Song of Songs 2:12 (KJV)

Make that turtle dove for modern English speakers! The turtle dove's Hebrew name is onomatopoeic: the name sounds like the turtle dove's sound. Both sound like "tor." Even the dove's scientific species name is onomatopoeic: Streptopelia turtur.

turtle dove

Turtle dove became a term of endearment, too. It is used in Psalm 74:19 about God's people: Do not deliver the soul of your dove to the wild beasts; do not forget the life of your poor forever. (ESV)

Speaking of doves and poverty, we know that Joseph and Mary were short of funds from Luke 2:24, which quotes Leviticus 12:8, in which the Lord allows an offering of two turtle doves if a lamb would be too expensive for the new parents.

Listen at right to the tor of the tor, the voice of the turtle.


"The hart and the roe, the buffle, the chamois, the pygarg, the wild goat, the camelopardalus" Deuteronomy 14:5 (Douay-Rheims)
The pygarg? Pygargos means white-rumped in Greek, and this was the term chosen by the Septuagint translators. Like with unicorn, later translators without a clue as to what Israeli animal a Biblical author was talking about followed the Septuagint as closely as possible. Many modern translations choose ibex instead for the Hebrew dishon. The Hebrew word seems to come from kindred roots meaning to tread or thresh and to leap or dance!



"proclaim liberty throughout all the land unto all the inhabitants thereof" Leviticus 25:10 (KJV)
This verse appears on the US Liberty Bell, but doesn't say a word about swallows. However, the word translated here as liberty is translated elsewhere as swallow! They both come from a root meaning to move rapidly. Perhaps the derivation of swallow is already clear. From the idea of rapid movement also arose the use of the word for free-flowingness, release, and liberty.




"Who has let the wild donkey go free?" Job 39:5 (ESV)
Onagros in Greek means wild donkey and gave rise through the Septuagint and Vulgate to the English word onager, meaning the same thing.
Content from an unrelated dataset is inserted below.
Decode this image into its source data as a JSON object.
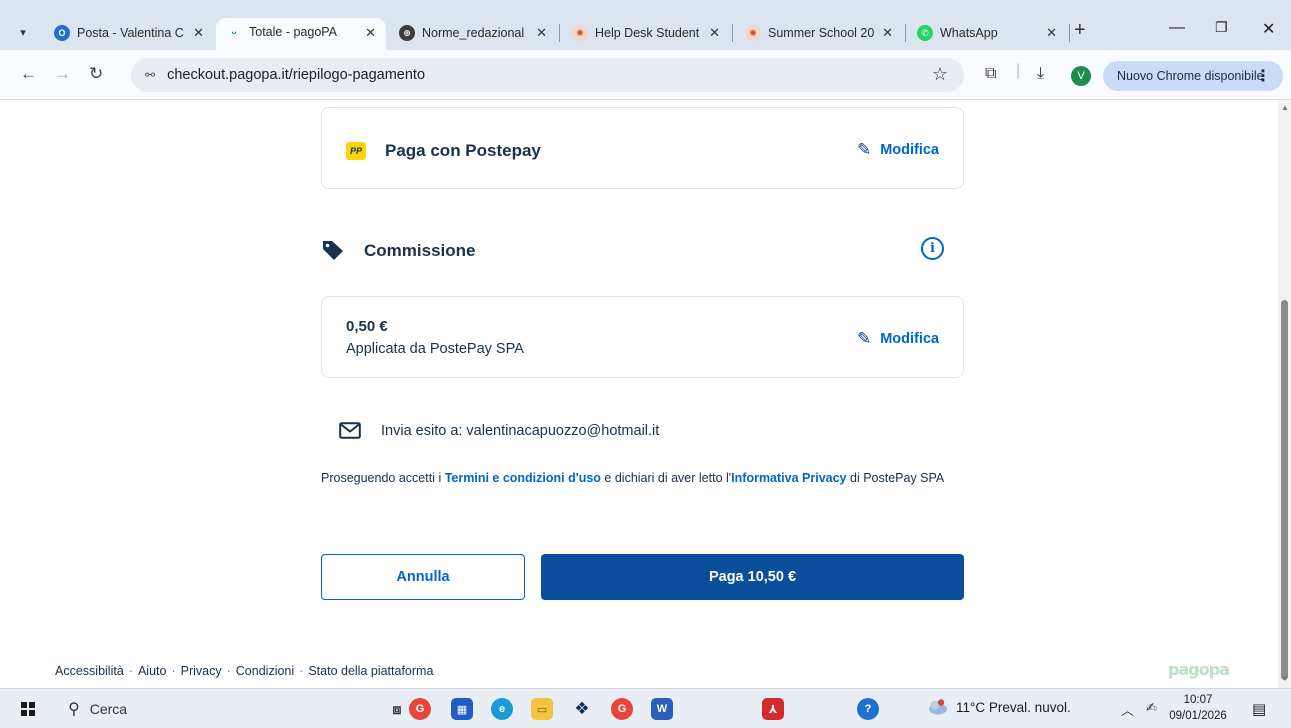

The Hebrew word comes from a root that means to run swiftly.

In Genesis 16:12, the angel of the Lord tells Hagar that Ishmael will be estranged from other people: literally, an onager man.


mountain goat

Mountain Goat

"The high mountains are for the wild goats;" Psalm 104:18 (ESV)
In agreement with this verse, the Hebrew name for the mountain goat arises from a root that means to ascend on high!

Like many Hebrew roots, the literal meaning gave rise to more abstract, figurative meanings. To benefit or profit derives from the same root as mountain goat, as in things are looking up!


Ee Yee!

"Therefore wild beasts shall dwell with hyenas in Babylon,"
Jeremiah 50:39 (ESV)

The Hebrew word translated here as hyena sounds like ee-yeem. The m at the end shows plurality, like an s in English. The rest of the word is probably from the howling and yipping of the hyena! Hear it here:


Do I Look Like a Sea Serpent?

"And Babylon shall become heaps, a dwellingplace for dragons,"
Jeremiah 51:37 (KJV)

Two Hebrew words have caused translation confusion over the centuries. Tannin is a singular noun that refers to clearly dangerous, perhaps venomous, serpentine, and at least often aquatic creatures. Aaron's staff turned into one. It has been translated as dragon, snake, sea serpent, crocodile, and monster.

Tannim is the plural of tan, which means jackal. Through confusion of these words, in some translations dragons took all the jackals' jobs, such as inhabiting a ruined Babylon. The same Hebrew root may be behind both words, in different ways. The root's basic idea is elongation and it is easy to follow that idea to a great big snakey thing. It is also applied to racing, in which competitors stretch out their necks to cross the finish line first. Since the jackal is a speedy fellow, racer was a fitting appellation.



"In wisdom have you made them all; the earth is full of your creatures." Psalm 104:24 (ESV)

Meet more Biblical creatures, great and small, in the Biblical Hebrew: Show and Tell DVD.


copyright 2022 Alef Press

Images: :: Scripture quotations marked ESV are from The Holy Bible, English Standard Version (ESV), copyright 2001 by Crossway, a publishing ministry of Good News Publishers. Used by permission. All rights reserved.